710. Consultation (3)A/46: Telegram

The Secretary of State to the Ambassador in Uruguay (Dawson)9

253. For Spaeth from Chapin. Your No. 4. Embassy’s No. 315, April 27, 6 p.m.10 Since an informal canvass of the views of the intelligence services indicates that for reasons which appear substantial to the Department this Government is not prepared at this time to enter into any multilateral arrangement for an exchange of intelligence information, the Department suggests that the provision for the exchange of information “with respect to the nationality, identity and loyalties of seamen and other employees of shipping companies and port authorities” be eliminated from your draft resolution.

Our further suggestions and those of Coast Guard, Naval Intelligence, and War Shipping Administration are contained in following proposed redraft of resolution.

“The Emergency Advisory Committee for Political Defense resolves to recommend and respectfully urge the Governments of the American Republics: [Page 79]

To prevent persons from engaging in espionage activities with regard to port and dock facilities, the movement and anchorage of ships, their cargoes, routes, and sailing times, and to redouble their efforts to apprehend and punish persons who engage in such activities or who transmit information with respect to such matters, directly or indirectly, to any nation at war with an American Republic, or to a nation subservient thereto, by any means of communication.
To exercise a greater degree of care in the employment of all personnel of shipping companies, port authorities, and other facilities for or enterprises engaged in shipping, waterfront, or harbor activity, and to exercise strict surveillance and control over all such personnel, and over any other persons permitted to enter waterfront areas or to board ship.
To prevent public knowledge of the movement or anchorage of ships, their identities, destinations, cargoes, routes, or sailing times by:
Prohibiting the publication or disclosure of such information through newspapers, trade circulars, journals, or periodicals, through shipping and other commercial documents and correspondence of exporters, importers, and shipping companies, through radio, or through any other means; and
By adopting adequate rules and regulations to prohibit and punish the giving of such information inadvertently, through careless or unguarded talk, by individuals who receive such information in the course of their duties, or otherwise.
To transmit to the Emergency Advisory Committee for Political Defense pertinent information as to the methods now being employed by national, state and local authorities with respect to the matters to which reference is made in this recommendation; such information to be provided on specific request, and subject to normal security considerations.”

Revisions in paragraph 4 were proposed by Naval Intelligence.

We are endeavoring to obtain from Naval and Maritime authorities the information you request concerning shipping practices and the statement of methods called for by paragraph 4 of the resolution.
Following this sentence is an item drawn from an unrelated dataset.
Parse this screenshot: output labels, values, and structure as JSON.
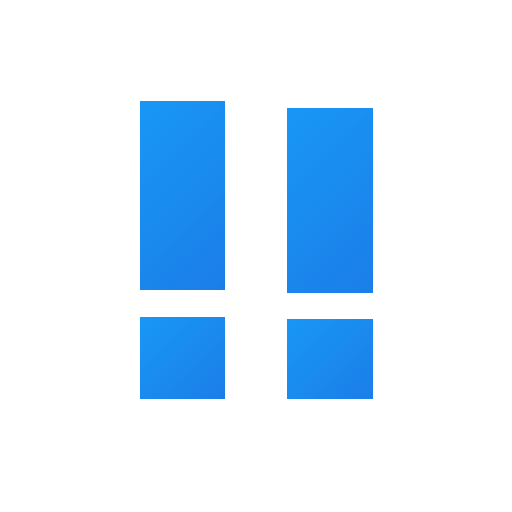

This will require some time, but will expedite as much as possible. [Chapin.]

  1. Notation on file copy, apparently by drafting officer: “This telegram is based on a rough draft prepared by Mr. L. M. C. Smith of the Justice Department and cleared by him with the Navy Department and the Maritime Commission.”
  2. Not printed.